[Reply to “On magnetospheric research”] On the number of ringlets in the Saturnian rings



G. L. Tyler claims (Eos, January 29, 1985, p. 41) that there are 22 ringlets in the Saturnian ring and criticizes me be-cause I have given numbers which are or-ders of magnitude larger. The controversy is largely semantic.

It is theoretically expected that the rings should have a “fine structure” [Alfvén, 1984; Alfvén and Cech, 1984] from which we can derive important processes at the formation of the rings and, in a wider context, gain essential information about the evolutionary history of the solar system. A recent study demonstrates that a detailed analysis of the C ring, as well as of the A and B rings, makes it possible to reconstruct certain events which probably occurred 4–5 billion years ago with an accuracy of 1% [Alfvén et al., 1985]. In some regions, e.g., the Holberg minimum, this fine structure is superimposed on a continuous background so that the opacity does not go down to zero; in others, e.g., the Cassini division, it does. Still, similar cosmogonically relevant information can be extracted from both regions.

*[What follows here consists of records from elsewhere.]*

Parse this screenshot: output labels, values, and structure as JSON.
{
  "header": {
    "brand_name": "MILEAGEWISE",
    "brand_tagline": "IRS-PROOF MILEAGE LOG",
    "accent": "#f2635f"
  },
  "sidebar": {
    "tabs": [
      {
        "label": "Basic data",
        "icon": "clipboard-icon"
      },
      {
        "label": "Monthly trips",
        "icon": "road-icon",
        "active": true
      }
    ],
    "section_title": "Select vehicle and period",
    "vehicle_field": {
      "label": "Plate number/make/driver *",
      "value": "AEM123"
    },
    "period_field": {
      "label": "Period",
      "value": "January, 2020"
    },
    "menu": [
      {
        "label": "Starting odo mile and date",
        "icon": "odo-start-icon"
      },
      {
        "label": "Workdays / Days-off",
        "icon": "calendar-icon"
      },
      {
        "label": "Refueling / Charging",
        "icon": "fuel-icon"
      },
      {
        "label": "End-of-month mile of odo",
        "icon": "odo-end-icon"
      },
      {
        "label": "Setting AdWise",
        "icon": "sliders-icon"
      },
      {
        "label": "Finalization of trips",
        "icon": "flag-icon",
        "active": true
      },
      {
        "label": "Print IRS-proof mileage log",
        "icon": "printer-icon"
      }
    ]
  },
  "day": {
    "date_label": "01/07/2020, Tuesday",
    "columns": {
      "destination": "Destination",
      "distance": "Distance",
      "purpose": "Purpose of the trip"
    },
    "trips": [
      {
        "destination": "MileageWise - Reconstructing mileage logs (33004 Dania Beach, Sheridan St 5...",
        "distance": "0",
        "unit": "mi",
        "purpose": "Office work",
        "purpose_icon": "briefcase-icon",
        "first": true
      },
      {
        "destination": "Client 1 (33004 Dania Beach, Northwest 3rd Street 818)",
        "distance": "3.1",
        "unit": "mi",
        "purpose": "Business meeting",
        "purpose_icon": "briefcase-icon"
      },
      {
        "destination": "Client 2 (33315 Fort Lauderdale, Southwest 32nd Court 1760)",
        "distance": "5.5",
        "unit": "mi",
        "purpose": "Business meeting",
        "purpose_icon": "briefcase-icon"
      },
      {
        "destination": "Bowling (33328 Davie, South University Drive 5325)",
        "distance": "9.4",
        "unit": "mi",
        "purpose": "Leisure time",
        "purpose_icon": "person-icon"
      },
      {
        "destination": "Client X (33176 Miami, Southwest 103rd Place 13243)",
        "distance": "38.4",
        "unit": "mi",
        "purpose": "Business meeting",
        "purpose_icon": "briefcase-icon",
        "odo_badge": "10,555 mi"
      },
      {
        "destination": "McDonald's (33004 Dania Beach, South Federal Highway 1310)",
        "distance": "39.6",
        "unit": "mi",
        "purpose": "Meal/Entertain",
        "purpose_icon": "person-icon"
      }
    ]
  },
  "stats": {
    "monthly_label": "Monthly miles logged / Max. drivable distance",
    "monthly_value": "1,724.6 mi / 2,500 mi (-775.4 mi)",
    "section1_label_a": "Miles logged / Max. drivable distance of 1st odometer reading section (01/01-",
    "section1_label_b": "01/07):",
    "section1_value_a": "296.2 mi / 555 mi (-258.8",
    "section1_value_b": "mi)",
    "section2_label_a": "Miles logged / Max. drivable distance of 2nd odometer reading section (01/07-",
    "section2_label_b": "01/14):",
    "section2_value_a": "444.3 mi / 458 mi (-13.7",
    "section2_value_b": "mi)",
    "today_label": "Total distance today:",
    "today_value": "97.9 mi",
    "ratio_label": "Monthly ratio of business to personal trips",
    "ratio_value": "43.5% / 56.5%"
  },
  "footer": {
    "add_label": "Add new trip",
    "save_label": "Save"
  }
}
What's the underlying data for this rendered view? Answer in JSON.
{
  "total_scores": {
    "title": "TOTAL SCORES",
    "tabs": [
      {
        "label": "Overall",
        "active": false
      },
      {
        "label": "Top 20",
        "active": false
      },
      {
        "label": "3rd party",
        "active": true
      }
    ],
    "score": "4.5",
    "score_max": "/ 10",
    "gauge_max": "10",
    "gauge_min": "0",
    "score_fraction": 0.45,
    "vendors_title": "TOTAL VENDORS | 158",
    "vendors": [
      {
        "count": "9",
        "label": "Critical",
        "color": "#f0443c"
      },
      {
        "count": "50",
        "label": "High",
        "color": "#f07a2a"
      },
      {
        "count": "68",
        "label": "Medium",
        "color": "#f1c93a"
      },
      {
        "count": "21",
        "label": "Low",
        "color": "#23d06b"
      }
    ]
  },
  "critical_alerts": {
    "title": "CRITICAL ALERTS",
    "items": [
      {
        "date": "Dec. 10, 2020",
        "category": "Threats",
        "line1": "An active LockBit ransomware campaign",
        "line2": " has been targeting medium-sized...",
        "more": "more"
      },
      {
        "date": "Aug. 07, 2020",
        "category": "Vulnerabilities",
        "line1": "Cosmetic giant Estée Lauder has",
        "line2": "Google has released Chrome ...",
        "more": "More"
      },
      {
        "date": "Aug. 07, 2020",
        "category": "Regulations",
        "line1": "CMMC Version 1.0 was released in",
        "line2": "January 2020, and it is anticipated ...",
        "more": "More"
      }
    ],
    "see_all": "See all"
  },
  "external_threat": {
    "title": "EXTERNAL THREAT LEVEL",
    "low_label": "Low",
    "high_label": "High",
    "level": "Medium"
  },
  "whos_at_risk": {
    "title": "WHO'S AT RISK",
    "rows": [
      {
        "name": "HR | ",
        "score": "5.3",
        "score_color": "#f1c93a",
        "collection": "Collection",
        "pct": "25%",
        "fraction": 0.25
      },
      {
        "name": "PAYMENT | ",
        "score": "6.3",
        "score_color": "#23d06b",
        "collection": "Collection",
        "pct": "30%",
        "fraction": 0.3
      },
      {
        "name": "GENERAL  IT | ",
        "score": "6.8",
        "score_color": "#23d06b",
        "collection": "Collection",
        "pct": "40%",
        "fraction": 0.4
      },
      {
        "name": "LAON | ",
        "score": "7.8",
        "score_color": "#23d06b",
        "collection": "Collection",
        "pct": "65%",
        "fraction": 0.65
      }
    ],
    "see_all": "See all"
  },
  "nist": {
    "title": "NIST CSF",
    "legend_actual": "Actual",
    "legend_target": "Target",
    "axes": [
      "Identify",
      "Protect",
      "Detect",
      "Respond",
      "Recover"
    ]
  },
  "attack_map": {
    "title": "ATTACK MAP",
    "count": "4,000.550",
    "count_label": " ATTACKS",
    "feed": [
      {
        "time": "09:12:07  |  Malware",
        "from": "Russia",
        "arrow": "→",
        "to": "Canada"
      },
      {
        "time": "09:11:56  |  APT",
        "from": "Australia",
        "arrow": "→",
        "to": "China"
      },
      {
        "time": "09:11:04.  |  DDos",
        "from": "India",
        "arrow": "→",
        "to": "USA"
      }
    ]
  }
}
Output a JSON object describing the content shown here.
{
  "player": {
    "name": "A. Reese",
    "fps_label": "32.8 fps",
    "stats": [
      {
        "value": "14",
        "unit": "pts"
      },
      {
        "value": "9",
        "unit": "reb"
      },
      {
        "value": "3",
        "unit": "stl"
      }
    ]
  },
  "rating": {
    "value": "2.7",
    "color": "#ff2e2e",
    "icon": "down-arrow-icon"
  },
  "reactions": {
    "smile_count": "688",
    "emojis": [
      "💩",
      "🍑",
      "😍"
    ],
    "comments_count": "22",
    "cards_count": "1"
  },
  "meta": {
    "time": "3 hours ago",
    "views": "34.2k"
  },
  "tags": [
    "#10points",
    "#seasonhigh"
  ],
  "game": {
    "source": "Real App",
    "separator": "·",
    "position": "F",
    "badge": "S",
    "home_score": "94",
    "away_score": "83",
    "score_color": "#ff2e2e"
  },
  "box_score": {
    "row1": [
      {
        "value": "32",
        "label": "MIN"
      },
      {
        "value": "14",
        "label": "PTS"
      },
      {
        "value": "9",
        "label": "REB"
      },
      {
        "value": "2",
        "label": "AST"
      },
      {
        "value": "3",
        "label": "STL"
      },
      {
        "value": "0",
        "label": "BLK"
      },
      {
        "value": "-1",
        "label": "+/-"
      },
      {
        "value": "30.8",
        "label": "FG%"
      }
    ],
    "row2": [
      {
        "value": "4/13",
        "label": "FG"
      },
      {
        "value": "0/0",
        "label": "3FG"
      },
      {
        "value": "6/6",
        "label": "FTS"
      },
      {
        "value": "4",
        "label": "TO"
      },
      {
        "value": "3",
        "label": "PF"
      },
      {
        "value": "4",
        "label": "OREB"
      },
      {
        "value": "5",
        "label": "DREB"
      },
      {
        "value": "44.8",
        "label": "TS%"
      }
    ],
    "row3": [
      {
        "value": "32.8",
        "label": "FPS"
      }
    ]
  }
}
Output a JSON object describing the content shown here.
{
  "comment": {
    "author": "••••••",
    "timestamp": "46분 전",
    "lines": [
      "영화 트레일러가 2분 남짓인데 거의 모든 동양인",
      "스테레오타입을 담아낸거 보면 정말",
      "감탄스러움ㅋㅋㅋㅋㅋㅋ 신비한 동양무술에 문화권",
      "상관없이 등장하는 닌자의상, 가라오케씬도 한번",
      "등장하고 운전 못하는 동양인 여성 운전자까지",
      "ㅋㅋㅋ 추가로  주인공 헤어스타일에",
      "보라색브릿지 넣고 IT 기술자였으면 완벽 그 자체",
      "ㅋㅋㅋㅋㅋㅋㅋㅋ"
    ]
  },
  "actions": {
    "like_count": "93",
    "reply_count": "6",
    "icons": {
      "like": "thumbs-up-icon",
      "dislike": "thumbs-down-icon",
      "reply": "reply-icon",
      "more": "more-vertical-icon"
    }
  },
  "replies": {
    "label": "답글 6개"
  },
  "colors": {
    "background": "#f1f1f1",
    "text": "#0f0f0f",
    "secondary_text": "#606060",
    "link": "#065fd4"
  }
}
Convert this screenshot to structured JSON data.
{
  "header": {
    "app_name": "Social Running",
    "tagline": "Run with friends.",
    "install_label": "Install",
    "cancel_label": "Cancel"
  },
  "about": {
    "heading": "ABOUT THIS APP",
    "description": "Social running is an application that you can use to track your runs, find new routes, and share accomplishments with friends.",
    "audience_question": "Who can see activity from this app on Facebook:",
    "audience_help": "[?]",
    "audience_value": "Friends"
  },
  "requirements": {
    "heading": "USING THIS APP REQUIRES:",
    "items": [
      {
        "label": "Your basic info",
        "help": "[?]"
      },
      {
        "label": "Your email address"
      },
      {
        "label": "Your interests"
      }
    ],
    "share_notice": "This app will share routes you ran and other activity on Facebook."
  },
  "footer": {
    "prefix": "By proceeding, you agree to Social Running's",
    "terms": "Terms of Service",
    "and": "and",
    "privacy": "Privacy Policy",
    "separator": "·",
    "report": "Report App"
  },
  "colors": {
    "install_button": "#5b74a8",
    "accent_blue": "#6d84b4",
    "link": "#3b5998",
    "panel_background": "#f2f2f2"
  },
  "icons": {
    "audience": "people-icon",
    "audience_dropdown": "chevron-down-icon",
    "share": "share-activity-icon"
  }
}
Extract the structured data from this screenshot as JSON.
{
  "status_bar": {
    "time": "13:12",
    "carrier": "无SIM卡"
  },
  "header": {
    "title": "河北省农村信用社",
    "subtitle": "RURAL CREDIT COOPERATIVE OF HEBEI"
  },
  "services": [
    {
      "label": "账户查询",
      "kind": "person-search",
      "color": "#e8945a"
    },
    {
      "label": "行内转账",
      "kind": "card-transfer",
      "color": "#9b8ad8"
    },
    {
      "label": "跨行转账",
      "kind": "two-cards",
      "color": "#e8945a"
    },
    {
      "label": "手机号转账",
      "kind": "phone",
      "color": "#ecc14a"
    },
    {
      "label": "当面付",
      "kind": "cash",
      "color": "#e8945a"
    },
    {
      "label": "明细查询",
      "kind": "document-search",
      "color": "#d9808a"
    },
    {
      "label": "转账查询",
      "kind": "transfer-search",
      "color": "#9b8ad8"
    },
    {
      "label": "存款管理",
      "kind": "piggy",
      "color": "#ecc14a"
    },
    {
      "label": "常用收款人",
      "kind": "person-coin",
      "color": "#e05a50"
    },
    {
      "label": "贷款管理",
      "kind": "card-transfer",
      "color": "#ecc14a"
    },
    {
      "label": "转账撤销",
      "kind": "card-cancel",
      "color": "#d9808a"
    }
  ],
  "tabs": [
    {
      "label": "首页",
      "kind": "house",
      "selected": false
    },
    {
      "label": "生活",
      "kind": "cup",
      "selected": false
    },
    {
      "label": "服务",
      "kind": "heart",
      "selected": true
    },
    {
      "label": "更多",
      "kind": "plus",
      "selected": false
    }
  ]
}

For example, in both regions there is a double peak, which can very well be called a double ringlet.